In a memo sent to 94 U.S. attorneys’ offices early Wednesday, Attorney General Jeff Sessions said he would end the practice that allowed companies to meet settlement burdens by giving money to groups that were neither victims nor parties to the case.While the practice existed before the Obama administration, it flourished under Attorneys General Eric Holder and Loretta Lynch. The DoJ would pursue a case against a big-pocketed defendant, and then push them into a settlement that suddenly included contributions to any number of Democratic Party interest groups. Not only was this an inappropriate politicization of the DoJ and of attorney-client interests, it was also a big incentive to sue people so as to pay off constituencies. The DoJ’s announcement called it a “slush fund,” but it operated more like a shakedown.
Sessions said the money should, instead, go to the Treasury Department or victims.
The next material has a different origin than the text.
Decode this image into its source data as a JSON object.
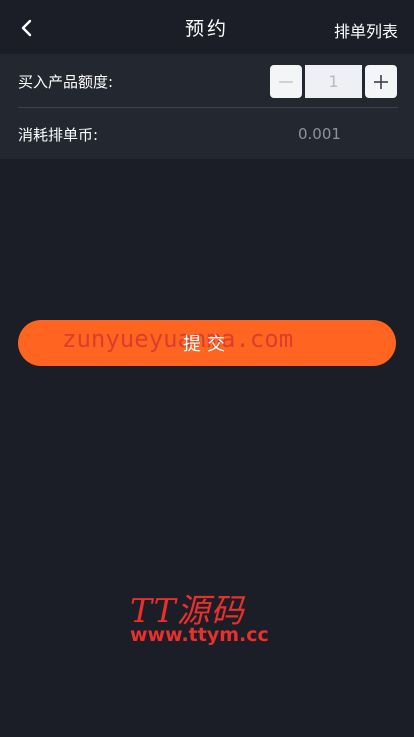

“When the federal government settles a case against a corporate wrongdoer, any settlement funds should go first to the victims and then to the American people—not to bankroll third-party special interest groups or the political friends of whoever is in power,” Sessions said in a statement.
Without a backdoor source of funding from the Federal Government, a few of these liberal groups that flowered under the flow of money might wither up and blow away.